The United States is projected to spend $5.96 trillion on health care in 2027, a 19.4 percent share of gross domestic product, according to a new report from the Centers for Medicare and Medicaid Services’ Office of the Actuary, which was published in Health Affairs.
National health expenditures are anticipated to grow at an average of 5.5 percent per year from 2018 to 2027, fueled primarily by demographic and economic changes as Americans grow older and approach the Medicare age of eligibility, according to the report. As a large share of the baby boomer generation shifts to Medicare, annual growth in Medicare spending is anticipated to average 7.4 percent over this period, compared to 5.5 percent for Medicaid and 4.8 percent for the private market.
The study does not predict any significant change in the rate of uninsurance — about 10 percent — by 2027.
Andrea Sisko, an economist at the National Health Statistics Group in CMS’ Office of the Actuary, said on a call with reporters Wednesday that the projections are rooted in current law and assumptions from the 2018 Medicare Trustees report.
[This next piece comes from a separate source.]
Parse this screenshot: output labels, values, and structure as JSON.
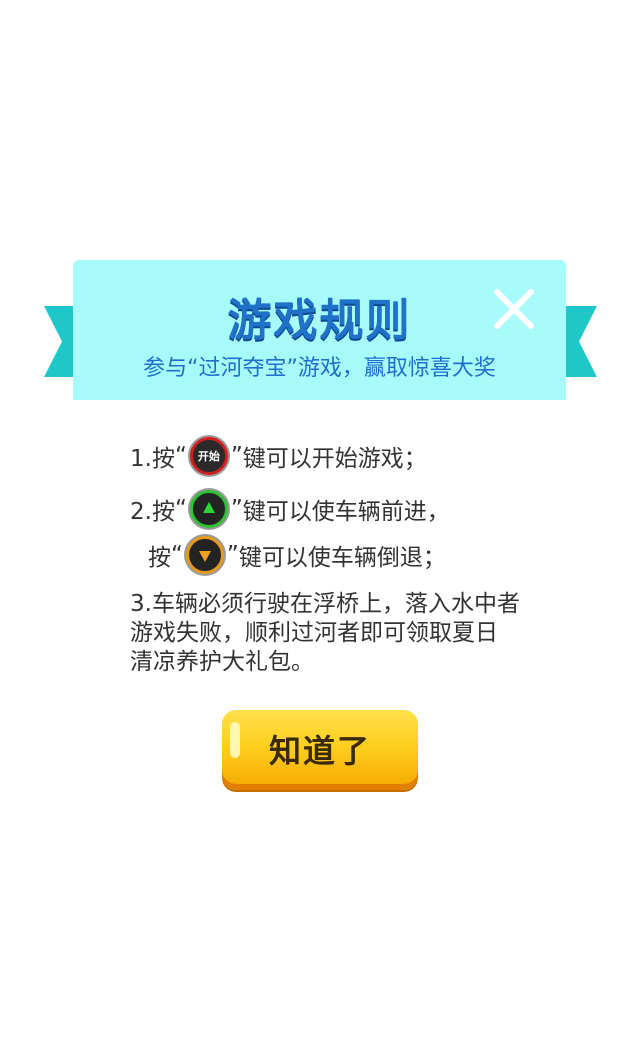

They do not take into account any estimated impact of current policy proposals
From 2018 to 2027, growth in health expenditures is expected to outpace annual GDP growth by 0.8 percentage points on average.
While the Great Recession and implementation of the Affordable Care Act heavily influenced spending patterns over the last decade, a different slate of factors will be responsible for rising spending levels in the decade to come, the study’s authors noted. Some of these factors derive from wider macroeconomic trends, such as changes in income growth, which are predicted to exert the most notable influence on private insurance and out-of-pocket spending.
In addition, the authors predict accelerating growth in the prices of medical goods and services. While health care prices remained fairly low during the Great Recession and the 2014-16 period, Sisko predicted economy-wide inflation will not spare prices during the projection period.
The report also predicts a higher rate of Medicaid enrollment in 2019 as states continue implementing Medicaid expansion, alongside a slight increase in the uninsurance rate as a consequence of the repeal of the Affordable Care Act’s individual mandate. Both factors simultaneously contribute to the projected increase in health care spending for 2019.
This story has been updated to include a link to the study published in Health Affairs.